The Baltic States, for the purposes of this piece, consist of Estonia, Latvia, and Lithuania. Traditionally, these countries have much stronger histories of oral culture and storytelling than written narrative. Nonetheless, novels have emerged in this part of the world.

In Estonia, the earliest written narrative is Wanradti ja Koelli katekismus (1535, Short Catechism) by Johann Kõll and Simon Wanradt. It was not until Eduard Vilde’s Külmale maale (1896, To the Cold Land) that the novel really took off in Estonia, though. In the wake of Estonian independence in 1918, works by Friedebert Tuglas, Villem Grünthal-Ridala, and August Gailit came to the fore. Oskar Luts’s It Is Written was influenced by Knut Hamsun, according to Berindeanu (p. 89). Anton Hansen Tammsaare wrote short stories that enact biting social commentary, such as in Kõrboja peremees (1922, The Master of the Kõrboja) and Tõde ja õigus (1926—33, Truth and Justice).

In the twentieth century, Karl Ristikivi’s Souls’ Night (1953) is an example of surrealism and existentialism in Estonian literature. Arvo Mägi and Valev Uibopuu examine the role of history in shaping identity and Jan Kross was thought to be in the running for the Nobel Prize.

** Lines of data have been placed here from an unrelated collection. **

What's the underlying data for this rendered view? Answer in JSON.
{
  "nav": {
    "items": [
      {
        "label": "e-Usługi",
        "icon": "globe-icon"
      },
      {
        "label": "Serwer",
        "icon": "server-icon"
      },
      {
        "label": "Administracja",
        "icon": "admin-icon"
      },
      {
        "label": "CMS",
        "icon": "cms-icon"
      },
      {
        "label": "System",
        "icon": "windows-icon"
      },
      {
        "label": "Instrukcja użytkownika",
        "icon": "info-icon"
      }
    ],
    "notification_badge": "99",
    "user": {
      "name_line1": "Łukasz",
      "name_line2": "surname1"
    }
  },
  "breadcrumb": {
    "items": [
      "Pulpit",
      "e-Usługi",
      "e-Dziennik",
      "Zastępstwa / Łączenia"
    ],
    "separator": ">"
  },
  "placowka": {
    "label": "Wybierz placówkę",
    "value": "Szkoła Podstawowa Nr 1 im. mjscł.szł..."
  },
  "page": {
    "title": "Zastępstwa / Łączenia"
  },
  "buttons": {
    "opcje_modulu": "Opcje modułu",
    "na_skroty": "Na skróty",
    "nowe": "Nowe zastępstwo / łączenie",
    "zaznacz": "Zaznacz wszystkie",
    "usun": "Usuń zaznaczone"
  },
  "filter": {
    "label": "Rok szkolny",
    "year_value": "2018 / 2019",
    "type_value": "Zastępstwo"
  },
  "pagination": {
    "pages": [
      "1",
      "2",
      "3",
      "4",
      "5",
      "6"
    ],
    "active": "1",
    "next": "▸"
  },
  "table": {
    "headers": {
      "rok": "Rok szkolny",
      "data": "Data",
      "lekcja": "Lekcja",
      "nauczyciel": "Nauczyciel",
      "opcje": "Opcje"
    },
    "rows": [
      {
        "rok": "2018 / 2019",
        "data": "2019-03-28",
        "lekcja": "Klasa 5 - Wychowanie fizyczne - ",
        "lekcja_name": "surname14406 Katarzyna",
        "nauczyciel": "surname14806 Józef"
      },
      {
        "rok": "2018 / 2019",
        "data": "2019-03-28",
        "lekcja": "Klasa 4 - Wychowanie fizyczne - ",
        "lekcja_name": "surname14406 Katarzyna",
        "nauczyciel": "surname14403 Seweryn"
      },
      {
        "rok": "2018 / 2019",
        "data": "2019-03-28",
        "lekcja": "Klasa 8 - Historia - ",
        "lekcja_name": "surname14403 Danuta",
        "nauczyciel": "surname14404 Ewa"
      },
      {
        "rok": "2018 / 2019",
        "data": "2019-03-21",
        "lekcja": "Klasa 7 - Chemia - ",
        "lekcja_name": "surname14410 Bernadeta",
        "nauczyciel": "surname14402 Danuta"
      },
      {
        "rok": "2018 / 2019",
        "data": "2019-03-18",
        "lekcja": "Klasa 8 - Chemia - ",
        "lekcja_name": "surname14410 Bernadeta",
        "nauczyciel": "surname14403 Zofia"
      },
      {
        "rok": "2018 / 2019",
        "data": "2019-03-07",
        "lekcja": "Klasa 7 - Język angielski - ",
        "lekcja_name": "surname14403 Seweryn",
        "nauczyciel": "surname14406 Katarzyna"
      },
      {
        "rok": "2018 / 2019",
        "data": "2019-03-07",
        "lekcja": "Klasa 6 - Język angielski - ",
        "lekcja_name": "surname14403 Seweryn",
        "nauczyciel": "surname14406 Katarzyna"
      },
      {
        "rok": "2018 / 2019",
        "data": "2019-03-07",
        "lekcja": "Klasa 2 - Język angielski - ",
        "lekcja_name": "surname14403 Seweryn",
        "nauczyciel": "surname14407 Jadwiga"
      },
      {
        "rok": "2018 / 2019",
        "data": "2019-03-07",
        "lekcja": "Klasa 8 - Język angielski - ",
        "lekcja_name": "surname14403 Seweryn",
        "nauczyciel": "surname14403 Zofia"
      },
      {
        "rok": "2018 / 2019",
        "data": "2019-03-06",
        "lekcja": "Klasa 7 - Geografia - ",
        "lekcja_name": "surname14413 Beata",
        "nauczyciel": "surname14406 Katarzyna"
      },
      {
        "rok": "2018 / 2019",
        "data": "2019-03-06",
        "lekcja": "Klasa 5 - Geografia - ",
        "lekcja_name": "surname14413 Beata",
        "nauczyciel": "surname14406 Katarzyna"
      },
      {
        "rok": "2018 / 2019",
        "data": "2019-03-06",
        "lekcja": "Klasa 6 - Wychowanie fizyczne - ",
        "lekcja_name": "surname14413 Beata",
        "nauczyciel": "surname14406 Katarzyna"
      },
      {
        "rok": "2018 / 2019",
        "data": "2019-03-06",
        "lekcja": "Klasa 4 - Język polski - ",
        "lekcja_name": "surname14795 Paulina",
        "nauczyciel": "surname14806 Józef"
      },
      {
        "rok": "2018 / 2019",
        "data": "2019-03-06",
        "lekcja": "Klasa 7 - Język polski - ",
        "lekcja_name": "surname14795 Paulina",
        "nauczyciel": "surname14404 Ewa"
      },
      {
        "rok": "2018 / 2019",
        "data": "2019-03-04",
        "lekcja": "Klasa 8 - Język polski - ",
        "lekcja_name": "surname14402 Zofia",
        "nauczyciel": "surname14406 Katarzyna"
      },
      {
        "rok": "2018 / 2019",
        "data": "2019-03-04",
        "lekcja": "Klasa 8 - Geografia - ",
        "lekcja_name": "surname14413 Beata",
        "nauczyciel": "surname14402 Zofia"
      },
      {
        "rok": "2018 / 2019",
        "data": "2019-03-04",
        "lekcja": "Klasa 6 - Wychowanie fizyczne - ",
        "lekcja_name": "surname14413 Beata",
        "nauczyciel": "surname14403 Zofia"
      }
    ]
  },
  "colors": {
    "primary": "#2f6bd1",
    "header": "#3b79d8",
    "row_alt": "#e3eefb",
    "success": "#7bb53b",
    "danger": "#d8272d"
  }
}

Lithuanian literature has absorbed many aesthetic traits from the West. Jurgis Baltrušaitis created a symbolist aesthetic through his translations of Russian, Scandinavian, French, and Italian literature. Juozas Paukštelis’s The First Years (1936) explores the challenges of day to day life within a broader national romantic framework. Jonas Marcinkevičius’s Benjaminas Kordušas (1937) yields an absurd take on nationalistic nostalgia. Juozas Baltušis’s Sakmė apie Juzą (1979, The Tale of Juza) takes up a similar theme in a less comic vein. Ramūnas Klimas’s Gintė ir jos žmogus (1981, Gintė and Her Man) is exemplary of a strong postmodern tradition in the Lithuanian novel. Other examples include Saulius Tomas Kondrotas, Jurga Ivanauskaitė, and Antanas Škema.

Latvian literature began with translations from biblical texts (see Berindeanu, p. 91). There is thus a strong realist tradition in Latvian narrative, exemplified in the work of Rudolfs Blaumanis, while Jānis Poruks takes a more romantic direction. Meanwhile, Kārlis Skalbe drew on folklore to write fairytale collections.

Jānis Jaunsudrabiņš wrote decadent novels, such as Caucasus (1920), in the early twentieth century. More recently, novelists such as Antons Rupainis and Knuts Lesinš have played with complex intertextuality and referentiality. Marģeris Zariņš, a composer by background, has written a novel, Mock Faustus or The Corrected Complemented Cooking-Book, that responds to Bulgakov’s The Master and Margarita. Aleksandrs Peleciš has examined the more recent history of Latvia in his novels.

Further reading: Berindeanu, Florin, ‘Baltic States’, in The Encyclopedia of the Novel, ed. by Peter Melville Logan, Olakunle George, Susan Hegeman, and Efraín Kristal (Malden, MA: Wiley-Blackwell, 2011), pp. 87–93